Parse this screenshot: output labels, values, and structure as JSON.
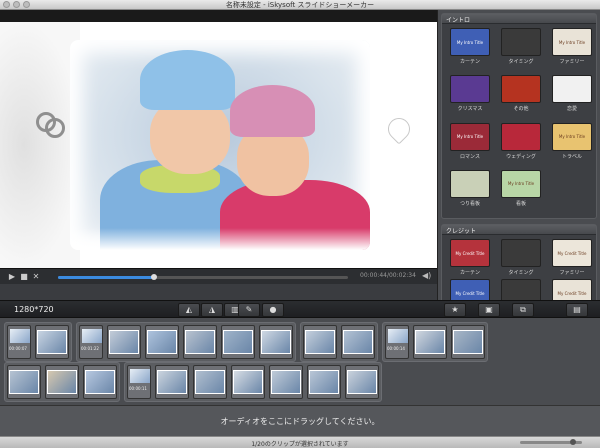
{
  "window": {
    "title": "名称未設定 - iSkysoft スライドショーメーカー"
  },
  "player": {
    "timecode": "00:00:44/00:02:34",
    "progress": 0.33
  },
  "intro": {
    "title": "イントロ",
    "items": [
      {
        "label": "カーテン",
        "thumb_text": "My Intro Title",
        "color": "#3f5fb5"
      },
      {
        "label": "タイミング",
        "thumb_text": "",
        "color": "#3a3a3a"
      },
      {
        "label": "ファミリー",
        "thumb_text": "My Intro Title",
        "color": "#e9e3d7"
      },
      {
        "label": "クリスマス",
        "thumb_text": "",
        "color": "#5a3a92"
      },
      {
        "label": "その他",
        "thumb_text": "",
        "color": "#b53320"
      },
      {
        "label": "恋愛",
        "thumb_text": "",
        "color": "#f1f1f1"
      },
      {
        "label": "ロマンス",
        "thumb_text": "My Intro Title",
        "color": "#9b2a38"
      },
      {
        "label": "ウェディング",
        "thumb_text": "",
        "color": "#b8283a"
      },
      {
        "label": "トラベル",
        "thumb_text": "My Intro Title",
        "color": "#e8c370"
      },
      {
        "label": "つり看板",
        "thumb_text": "",
        "color": "#c9d0b7"
      },
      {
        "label": "看板",
        "thumb_text": "My Intro Title",
        "color": "#b8d6a6"
      }
    ]
  },
  "credit": {
    "title": "クレジット",
    "items": [
      {
        "label": "カーテン",
        "thumb_text": "My Credit Title",
        "color": "#b5333c"
      },
      {
        "label": "タイミング",
        "thumb_text": "",
        "color": "#3a3a3a"
      },
      {
        "label": "ファミリー",
        "thumb_text": "My Credit Title",
        "color": "#ece6da"
      },
      {
        "label": "",
        "thumb_text": "My Credit Title",
        "color": "#3f5fb5"
      },
      {
        "label": "",
        "thumb_text": "",
        "color": "#3a3a3a"
      },
      {
        "label": "",
        "thumb_text": "My Credit Title",
        "color": "#e9e3d7"
      }
    ]
  },
  "toolbar": {
    "resolution": "1280*720"
  },
  "storyboard": {
    "row1": [
      {
        "dur": "00:00:07",
        "slides": [
          "#c8d4e2"
        ]
      },
      {
        "dur": "00:01:22",
        "slides": [
          "#c3ccd8",
          "#aec3dd",
          "#b8c2cf",
          "#9fb3c9",
          "#cfd8e3"
        ]
      },
      {
        "dur": "",
        "slides": [
          "#c4cfdc",
          "#b3c2d4"
        ]
      },
      {
        "dur": "00:00:14",
        "slides": [
          "#d1d7df",
          "#a8b6c6"
        ]
      }
    ],
    "row2": [
      {
        "dur": "",
        "slides": [
          "#b6c3d2",
          "#d6c8b0",
          "#b7c8e0"
        ]
      },
      {
        "dur": "00:00:11",
        "slides": [
          "#cbd4de",
          "#b1bfcf",
          "#d7dde4",
          "#c0cbd8",
          "#b9c6d6",
          "#cad2dc"
        ]
      }
    ]
  },
  "audio": {
    "placeholder": "オーディオをここにドラッグしてください。"
  },
  "status": {
    "text": "1/20のクリップが選択されています"
  }
}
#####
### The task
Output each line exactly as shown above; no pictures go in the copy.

### Expected answer
Parse this screenshot: output labels, values, and structure as JSON.
{
  "window": {
    "title": "名称未設定 - iSkysoft スライドショーメーカー"
  },
  "player": {
    "timecode": "00:00:44/00:02:34",
    "progress": 0.33
  },
  "intro": {
    "title": "イントロ",
    "items": [
      {
        "label": "カーテン",
        "thumb_text": "My Intro Title",
        "color": "#3f5fb5"
      },
      {
        "label": "タイミング",
        "thumb_text": "",
        "color": "#3a3a3a"
      },
      {
        "label": "ファミリー",
        "thumb_text": "My Intro Title",
        "color": "#e9e3d7"
      },
      {
        "label": "クリスマス",
        "thumb_text": "",
        "color": "#5a3a92"
      },
      {
        "label": "その他",
        "thumb_text": "",
        "color": "#b53320"
      },
      {
        "label": "恋愛",
        "thumb_text": "",
        "color": "#f1f1f1"
      },
      {
        "label": "ロマンス",
        "thumb_text": "My Intro Title",
        "color": "#9b2a38"
      },
      {
        "label": "ウェディング",
        "thumb_text": "",
        "color": "#b8283a"
      },
      {
        "label": "トラベル",
        "thumb_text": "My Intro Title",
        "color": "#e8c370"
      },
      {
        "label": "つり看板",
        "thumb_text": "",
        "color": "#c9d0b7"
      },
      {
        "label": "看板",
        "thumb_text": "My Intro Title",
        "color": "#b8d6a6"
      }
    ]
  },
  "credit": {
    "title": "クレジット",
    "items": [
      {
        "label": "カーテン",
        "thumb_text": "My Credit Title",
        "color": "#b5333c"
      },
      {
        "label": "タイミング",
        "thumb_text": "",
        "color": "#3a3a3a"
      },
      {
        "label": "ファミリー",
        "thumb_text": "My Credit Title",
        "color": "#ece6da"
      },
      {
        "label": "",
        "thumb_text": "My Credit Title",
        "color": "#3f5fb5"
      },
      {
        "label": "",
        "thumb_text": "",
        "color": "#3a3a3a"
      },
      {
        "label": "",
        "thumb_text": "My Credit Title",
        "color": "#e9e3d7"
      }
    ]
  },
  "toolbar": {
    "resolution": "1280*720"
  },
  "storyboard": {
    "row1": [
      {
        "dur": "00:00:07",
        "slides": [
          "#c8d4e2"
        ]
      },
      {
        "dur": "00:01:22",
        "slides": [
          "#c3ccd8",
          "#aec3dd",
          "#b8c2cf",
          "#9fb3c9",
          "#cfd8e3"
        ]
      },
      {
        "dur": "",
        "slides": [
          "#c4cfdc",
          "#b3c2d4"
        ]
      },
      {
        "dur": "00:00:14",
        "slides": [
          "#d1d7df",
          "#a8b6c6"
        ]
      }
    ],
    "row2": [
      {
        "dur": "",
        "slides": [
          "#b6c3d2",
          "#d6c8b0",
          "#b7c8e0"
        ]
      },
      {
        "dur": "00:00:11",
        "slides": [
          "#cbd4de",
          "#b1bfcf",
          "#d7dde4",
          "#c0cbd8",
          "#b9c6d6",
          "#cad2dc"
        ]
      }
    ]
  },
  "audio": {
    "placeholder": "オーディオをここにドラッグしてください。"
  },
  "status": {
    "text": "1/20のクリップが選択されています"
  }
}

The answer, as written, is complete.